Do you know why Sundays after Easter are named 2nd Sunday of Easter, 3rd Sunday of Easter, etc.? Easter is such a foundational feast of our faith, which the Church continues to celebrate it for about seven weeks. The power of Easter has transformed the face of the earth as believers began to increase and Christianity began to spread all over the world. It is unbelievable but true that after the preaching of Peter: “Those who accepted his message were baptized, and about three thousand persons were added that day.” (Acts 2:41). Besides the preaching of the apostles, the early Christians themselves were the best missionaries to their own neighbors and friends, sharing the power of the Resurrected Jesus to bring about change in hearts. It still continues to happen in our own times.

We have a wonderful opportunity to refocus our call to be missionaries to our own people. Next month we will kick off the 60th anniversary celebrations of our parish with the 5 pm Mass on May 14, on the feast of St. Matthias, our patron. The Celebration Committee has been working hard to focus on some practical events to make this anniversary year fruitful in many ways, especially spiritually and socially. But I like to ask each one of us to consider how we can imitate the early Christians who were so enthusiastic about bringing others to Jesus.

How do we do that? We can follow the advice of Pope Francis, whose approach to mission might be characterized as a “missiology of attraction.” He wants us to draw people to Jesus by way of attraction, not by proselytizing, or imposing our faith. And he reminds us that the attractive message is contained in the merciful love of God. When the church makes the mercy of God real by becoming an inclusive church, a church where saints and sinners are welcome, then more people will be drawn to Jesus.

Today is Divine Mercy Sunday – a feast instituted by St. John Paul II, in order to realize the depth of the mercy of God for each one of us personally. Sister Faustina who had revelations about this desire from Jesus wrote the words of Jesus in her diary entry # 206: “On the day of My feast, the Feast of Mercy, you will go through the whole world and bring fainting souls to the spring of My mercy. I shall heal and strengthen them”.
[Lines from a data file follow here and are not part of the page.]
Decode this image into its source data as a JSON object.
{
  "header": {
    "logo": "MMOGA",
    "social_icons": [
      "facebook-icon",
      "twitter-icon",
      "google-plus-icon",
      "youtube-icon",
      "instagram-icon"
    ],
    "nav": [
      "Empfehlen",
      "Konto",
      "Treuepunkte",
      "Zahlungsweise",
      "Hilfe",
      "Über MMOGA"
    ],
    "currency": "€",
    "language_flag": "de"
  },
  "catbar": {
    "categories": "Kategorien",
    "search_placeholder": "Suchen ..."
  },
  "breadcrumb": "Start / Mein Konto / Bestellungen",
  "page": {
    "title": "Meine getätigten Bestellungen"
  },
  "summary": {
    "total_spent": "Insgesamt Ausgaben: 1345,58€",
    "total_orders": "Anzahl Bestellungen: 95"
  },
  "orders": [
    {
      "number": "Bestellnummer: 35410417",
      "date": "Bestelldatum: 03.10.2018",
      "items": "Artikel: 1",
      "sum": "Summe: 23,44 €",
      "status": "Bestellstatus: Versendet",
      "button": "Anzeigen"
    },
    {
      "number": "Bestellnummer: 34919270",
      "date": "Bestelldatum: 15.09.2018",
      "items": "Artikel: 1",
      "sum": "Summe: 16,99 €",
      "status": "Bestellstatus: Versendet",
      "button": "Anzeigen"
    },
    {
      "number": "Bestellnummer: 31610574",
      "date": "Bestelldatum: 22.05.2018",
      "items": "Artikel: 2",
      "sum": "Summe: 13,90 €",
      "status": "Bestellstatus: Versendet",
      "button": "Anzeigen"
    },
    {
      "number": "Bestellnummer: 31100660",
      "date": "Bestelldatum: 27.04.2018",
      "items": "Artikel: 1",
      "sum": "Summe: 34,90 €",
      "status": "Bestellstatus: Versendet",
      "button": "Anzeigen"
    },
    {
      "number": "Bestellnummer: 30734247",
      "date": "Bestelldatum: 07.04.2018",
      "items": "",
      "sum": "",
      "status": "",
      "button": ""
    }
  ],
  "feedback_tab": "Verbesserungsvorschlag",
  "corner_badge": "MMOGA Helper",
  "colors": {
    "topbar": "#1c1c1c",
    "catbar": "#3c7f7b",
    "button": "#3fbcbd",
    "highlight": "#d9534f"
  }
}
May the Risen Lord help us experience God’s mercy in ourselves and may He help us to offer the same mercy to others, thereby becoming true witnesses who will attract others to our church and our faith in Jesus Christ.

Your brother in Christ,

Fr. Abraham Orapankal